[Entries from a dataset of interfaces]

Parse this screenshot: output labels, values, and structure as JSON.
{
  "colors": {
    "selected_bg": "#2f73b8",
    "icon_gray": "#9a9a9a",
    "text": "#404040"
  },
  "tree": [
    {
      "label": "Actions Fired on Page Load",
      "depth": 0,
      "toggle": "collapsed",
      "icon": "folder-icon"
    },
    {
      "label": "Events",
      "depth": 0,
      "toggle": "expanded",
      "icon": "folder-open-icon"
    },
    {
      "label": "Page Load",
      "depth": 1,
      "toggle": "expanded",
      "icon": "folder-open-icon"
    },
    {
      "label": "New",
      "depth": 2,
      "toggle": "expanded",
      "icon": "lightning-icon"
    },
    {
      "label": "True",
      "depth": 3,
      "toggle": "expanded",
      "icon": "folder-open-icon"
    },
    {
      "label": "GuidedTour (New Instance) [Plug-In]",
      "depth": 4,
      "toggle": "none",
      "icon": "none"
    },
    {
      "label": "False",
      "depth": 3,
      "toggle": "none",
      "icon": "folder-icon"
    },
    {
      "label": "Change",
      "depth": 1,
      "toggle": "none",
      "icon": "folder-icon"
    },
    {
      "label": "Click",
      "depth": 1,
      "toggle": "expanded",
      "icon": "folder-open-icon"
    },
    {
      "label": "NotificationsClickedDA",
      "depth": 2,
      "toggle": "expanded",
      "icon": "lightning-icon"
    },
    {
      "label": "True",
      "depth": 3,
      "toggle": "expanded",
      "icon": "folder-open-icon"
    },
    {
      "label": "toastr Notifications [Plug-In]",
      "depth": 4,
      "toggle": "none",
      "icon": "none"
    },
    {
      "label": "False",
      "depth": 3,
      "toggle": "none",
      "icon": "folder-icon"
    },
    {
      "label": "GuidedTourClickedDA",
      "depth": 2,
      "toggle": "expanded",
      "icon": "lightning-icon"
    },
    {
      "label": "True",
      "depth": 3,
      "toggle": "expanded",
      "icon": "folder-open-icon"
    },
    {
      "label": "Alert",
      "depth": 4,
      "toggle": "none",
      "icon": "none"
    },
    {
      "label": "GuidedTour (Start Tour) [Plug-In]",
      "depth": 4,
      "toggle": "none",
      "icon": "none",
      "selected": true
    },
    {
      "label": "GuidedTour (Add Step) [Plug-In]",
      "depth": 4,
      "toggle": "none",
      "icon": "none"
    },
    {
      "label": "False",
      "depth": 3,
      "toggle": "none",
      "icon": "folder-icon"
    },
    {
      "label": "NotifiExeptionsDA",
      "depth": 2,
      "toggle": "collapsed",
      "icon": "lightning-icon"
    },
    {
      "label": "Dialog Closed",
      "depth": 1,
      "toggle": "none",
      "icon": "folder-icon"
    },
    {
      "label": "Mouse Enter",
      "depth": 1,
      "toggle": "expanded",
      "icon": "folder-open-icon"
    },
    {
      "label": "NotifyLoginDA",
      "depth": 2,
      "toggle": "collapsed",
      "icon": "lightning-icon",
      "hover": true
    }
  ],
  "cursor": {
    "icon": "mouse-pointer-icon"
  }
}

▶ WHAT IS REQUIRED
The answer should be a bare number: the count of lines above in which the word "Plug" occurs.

▶ REPLY
4